**Your task**
Copy every line of the entries that has the string "Bagatelle" in it.

**Raw data**
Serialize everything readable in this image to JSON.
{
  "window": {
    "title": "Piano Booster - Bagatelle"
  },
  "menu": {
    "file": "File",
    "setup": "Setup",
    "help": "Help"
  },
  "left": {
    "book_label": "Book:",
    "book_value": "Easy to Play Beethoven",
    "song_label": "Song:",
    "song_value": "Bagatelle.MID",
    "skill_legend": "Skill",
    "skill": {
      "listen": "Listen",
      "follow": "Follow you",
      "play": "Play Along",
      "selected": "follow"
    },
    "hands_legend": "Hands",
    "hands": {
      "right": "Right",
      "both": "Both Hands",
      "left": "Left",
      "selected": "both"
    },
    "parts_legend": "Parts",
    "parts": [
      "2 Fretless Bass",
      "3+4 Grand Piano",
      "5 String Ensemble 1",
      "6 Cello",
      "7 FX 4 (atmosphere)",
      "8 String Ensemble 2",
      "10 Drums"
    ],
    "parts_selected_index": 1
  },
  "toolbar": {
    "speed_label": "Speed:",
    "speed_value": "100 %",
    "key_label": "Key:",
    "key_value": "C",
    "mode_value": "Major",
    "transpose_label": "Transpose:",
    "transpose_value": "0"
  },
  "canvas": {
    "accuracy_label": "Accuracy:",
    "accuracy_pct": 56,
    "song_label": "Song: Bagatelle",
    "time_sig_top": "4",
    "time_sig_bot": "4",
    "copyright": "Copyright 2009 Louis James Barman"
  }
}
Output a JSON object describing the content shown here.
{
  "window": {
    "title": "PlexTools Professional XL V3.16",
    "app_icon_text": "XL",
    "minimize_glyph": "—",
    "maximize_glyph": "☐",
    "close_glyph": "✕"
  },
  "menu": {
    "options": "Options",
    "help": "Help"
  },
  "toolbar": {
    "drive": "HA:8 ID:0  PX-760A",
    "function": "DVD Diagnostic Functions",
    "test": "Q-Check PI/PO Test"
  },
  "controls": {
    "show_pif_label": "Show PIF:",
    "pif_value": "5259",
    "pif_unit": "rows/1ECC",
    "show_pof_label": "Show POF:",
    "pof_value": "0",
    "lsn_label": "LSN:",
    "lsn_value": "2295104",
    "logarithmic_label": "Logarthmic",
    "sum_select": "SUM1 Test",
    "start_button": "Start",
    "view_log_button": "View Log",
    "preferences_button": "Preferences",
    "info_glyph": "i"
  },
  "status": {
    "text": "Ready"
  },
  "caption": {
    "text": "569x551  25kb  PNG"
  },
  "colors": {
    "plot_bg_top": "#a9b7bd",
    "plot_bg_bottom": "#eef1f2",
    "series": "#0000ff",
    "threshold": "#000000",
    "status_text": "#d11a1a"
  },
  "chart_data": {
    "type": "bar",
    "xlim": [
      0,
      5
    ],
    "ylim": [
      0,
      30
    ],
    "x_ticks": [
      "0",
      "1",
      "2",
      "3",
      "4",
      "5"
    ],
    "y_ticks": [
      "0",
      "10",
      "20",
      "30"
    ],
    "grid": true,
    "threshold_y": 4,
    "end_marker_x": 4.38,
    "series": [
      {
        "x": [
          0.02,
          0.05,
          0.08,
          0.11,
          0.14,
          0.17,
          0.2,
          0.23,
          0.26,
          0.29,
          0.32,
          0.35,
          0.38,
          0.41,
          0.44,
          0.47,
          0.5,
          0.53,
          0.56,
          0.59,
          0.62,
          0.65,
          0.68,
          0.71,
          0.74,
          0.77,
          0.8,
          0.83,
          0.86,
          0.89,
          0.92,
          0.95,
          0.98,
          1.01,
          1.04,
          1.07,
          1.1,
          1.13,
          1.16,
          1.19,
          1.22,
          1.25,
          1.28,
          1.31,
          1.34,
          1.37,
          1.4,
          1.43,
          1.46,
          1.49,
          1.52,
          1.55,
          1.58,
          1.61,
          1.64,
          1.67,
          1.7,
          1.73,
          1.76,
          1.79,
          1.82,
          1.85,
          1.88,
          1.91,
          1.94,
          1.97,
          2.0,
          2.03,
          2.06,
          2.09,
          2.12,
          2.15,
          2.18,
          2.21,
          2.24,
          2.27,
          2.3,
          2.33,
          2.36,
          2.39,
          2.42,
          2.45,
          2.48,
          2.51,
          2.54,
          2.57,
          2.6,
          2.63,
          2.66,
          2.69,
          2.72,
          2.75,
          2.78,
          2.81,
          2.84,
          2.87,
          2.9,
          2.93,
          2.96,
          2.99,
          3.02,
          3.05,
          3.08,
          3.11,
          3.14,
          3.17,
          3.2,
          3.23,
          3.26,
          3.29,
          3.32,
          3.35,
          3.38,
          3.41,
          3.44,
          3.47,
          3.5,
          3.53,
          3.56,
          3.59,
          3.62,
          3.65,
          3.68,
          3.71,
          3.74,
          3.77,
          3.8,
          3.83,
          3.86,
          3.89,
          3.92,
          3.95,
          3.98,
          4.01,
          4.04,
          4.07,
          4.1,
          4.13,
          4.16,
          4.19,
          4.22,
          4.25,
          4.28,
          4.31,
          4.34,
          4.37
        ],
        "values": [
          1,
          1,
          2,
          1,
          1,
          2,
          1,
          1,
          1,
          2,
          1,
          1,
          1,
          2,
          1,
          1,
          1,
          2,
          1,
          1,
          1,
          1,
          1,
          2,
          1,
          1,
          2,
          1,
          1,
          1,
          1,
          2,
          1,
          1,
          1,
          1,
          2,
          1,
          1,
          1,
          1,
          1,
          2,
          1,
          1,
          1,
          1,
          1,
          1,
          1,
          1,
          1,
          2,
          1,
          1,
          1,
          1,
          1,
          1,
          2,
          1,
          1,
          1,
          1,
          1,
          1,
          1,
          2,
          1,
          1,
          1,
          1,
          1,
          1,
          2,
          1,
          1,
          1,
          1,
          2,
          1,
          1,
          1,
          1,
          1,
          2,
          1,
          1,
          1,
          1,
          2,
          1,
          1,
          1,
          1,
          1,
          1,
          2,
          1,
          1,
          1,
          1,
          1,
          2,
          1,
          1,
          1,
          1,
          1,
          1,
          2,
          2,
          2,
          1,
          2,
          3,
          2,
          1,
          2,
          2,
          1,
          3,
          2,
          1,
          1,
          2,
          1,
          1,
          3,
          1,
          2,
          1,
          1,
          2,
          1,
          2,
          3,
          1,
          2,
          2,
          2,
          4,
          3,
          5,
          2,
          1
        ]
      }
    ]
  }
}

**Answer to this exercise**
    "title": "Piano Booster - Bagatelle"
    "song_value": "Bagatelle.MID",
    "song_label": "Song: Bagatelle",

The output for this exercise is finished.